This month’s Classics Club Meme question is:
Have you ever read a biography on a classic author? If so, tell us about it. If you had already read works by this author, did reading a biography of his/her life change your perspective on the author’s writing? Why or why not? // Or, if you’ve never read a biography of a classic author, would you? Why or why not?
Looking through my list of books reviewed here on my blog, I can only see three or four biographies of classic authors that I’ve read in the last five years. I’ve also read some fictional biographies (such as The Taste of Sorrow by Jude Morgan) but they’re not quite the same thing! When I read a book, classic or otherwise, I do like to know some basic information about the author (whether they are male or female, which country they are from, how old they are, etc) but I can usually get that information from the book cover or ‘about the author’ page. Beyond that, I don’t usually feel any need to know every detail of the author’s life and prefer just to concentrate on enjoying their work.
One biography that I did enjoy was Claire Tomalin’s Charles Dickens: A Life. It didn’t leave me with a very good opinion of Dickens as a person, but it was interesting to see how people and events from his personal life inspired his fictional plots and characters. Having also read Tomalin’s Samuel Pepys: The Unequalled Self, which is another excellent book, I would like to read more of her work at some point, despite my usual lack of interest in reading biographies. Her book on Thomas Hardy sounds the most appealing to me, but I’ve been waiting until I’ve finished reading all of Hardy’s novels first.
Earlier this year I read The Secret Life of Wilkie Collins by William M. Clarke but although Collins is one of my favourite classic authors, I was a bit disappointed with this particular biography. There’s a lot of information on Collins’ private life (though to be fair, you would expect that from the title) but Clarke doesn’t spend much time discussing his writing. He does occasionally show how aspects of Wilkie’s personal life may have related to his work, but there’s not enough of this and when I reached the end of the book I didn’t feel I’d gained any real insights.
While I did learn a lot about Collins’ and Dickens’ lives from these two biographies, I can’t really say that they changed how I feel about their writing. For the purposes of this meme, a better book for me to mention here is probably the biography of Daphne, Angela and Jeanne du Maurier which I read last year – Daphne du Maurier and Her Sisters by Jane Dunn. Although I had a few problems with this biography too (which I’ve explained in my review) I do think Jane Dunn did a good job of explaining how the girls’ childhood experiences and influences shaped their future careers. I’ve never read anything by Angela du Maurier, but I know that Daphne put a lot of herself into her writing and many of her novels include autobiographical elements – reading Dunn’s biography gave me a better appreciation of this.
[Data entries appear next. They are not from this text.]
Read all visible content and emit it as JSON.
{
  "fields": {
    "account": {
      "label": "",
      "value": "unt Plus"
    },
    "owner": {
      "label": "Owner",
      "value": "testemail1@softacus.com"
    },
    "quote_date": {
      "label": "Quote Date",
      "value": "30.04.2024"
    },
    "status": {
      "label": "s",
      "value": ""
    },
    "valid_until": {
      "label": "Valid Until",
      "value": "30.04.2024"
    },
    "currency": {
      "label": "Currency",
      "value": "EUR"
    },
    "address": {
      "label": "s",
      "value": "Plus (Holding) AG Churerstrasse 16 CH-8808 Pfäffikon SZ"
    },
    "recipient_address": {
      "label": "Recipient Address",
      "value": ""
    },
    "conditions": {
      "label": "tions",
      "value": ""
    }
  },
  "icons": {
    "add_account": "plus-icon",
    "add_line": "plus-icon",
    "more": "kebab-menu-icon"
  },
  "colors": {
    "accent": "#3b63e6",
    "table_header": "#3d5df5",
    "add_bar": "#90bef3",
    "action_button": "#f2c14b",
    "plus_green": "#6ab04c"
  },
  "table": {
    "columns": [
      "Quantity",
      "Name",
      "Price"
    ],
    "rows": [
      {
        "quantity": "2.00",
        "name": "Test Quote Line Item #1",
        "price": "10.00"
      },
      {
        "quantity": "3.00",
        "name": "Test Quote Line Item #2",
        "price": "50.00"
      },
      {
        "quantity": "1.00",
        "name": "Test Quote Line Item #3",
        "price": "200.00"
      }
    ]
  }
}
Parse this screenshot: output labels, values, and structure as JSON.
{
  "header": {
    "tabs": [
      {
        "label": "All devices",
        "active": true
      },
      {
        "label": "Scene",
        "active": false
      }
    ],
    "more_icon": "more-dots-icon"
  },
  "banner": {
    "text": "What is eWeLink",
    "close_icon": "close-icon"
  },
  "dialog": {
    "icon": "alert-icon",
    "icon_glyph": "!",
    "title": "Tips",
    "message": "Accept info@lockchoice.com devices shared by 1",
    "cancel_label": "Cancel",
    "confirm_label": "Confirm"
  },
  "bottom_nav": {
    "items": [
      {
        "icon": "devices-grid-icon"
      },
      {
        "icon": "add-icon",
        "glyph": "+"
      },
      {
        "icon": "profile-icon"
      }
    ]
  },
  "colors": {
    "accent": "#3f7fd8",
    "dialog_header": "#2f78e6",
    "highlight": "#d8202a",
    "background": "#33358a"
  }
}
Well, it seems I’ve found more to say on the subject of biographies than I’d expected! Do you enjoy reading biographies of classic authors? Which ones have you read?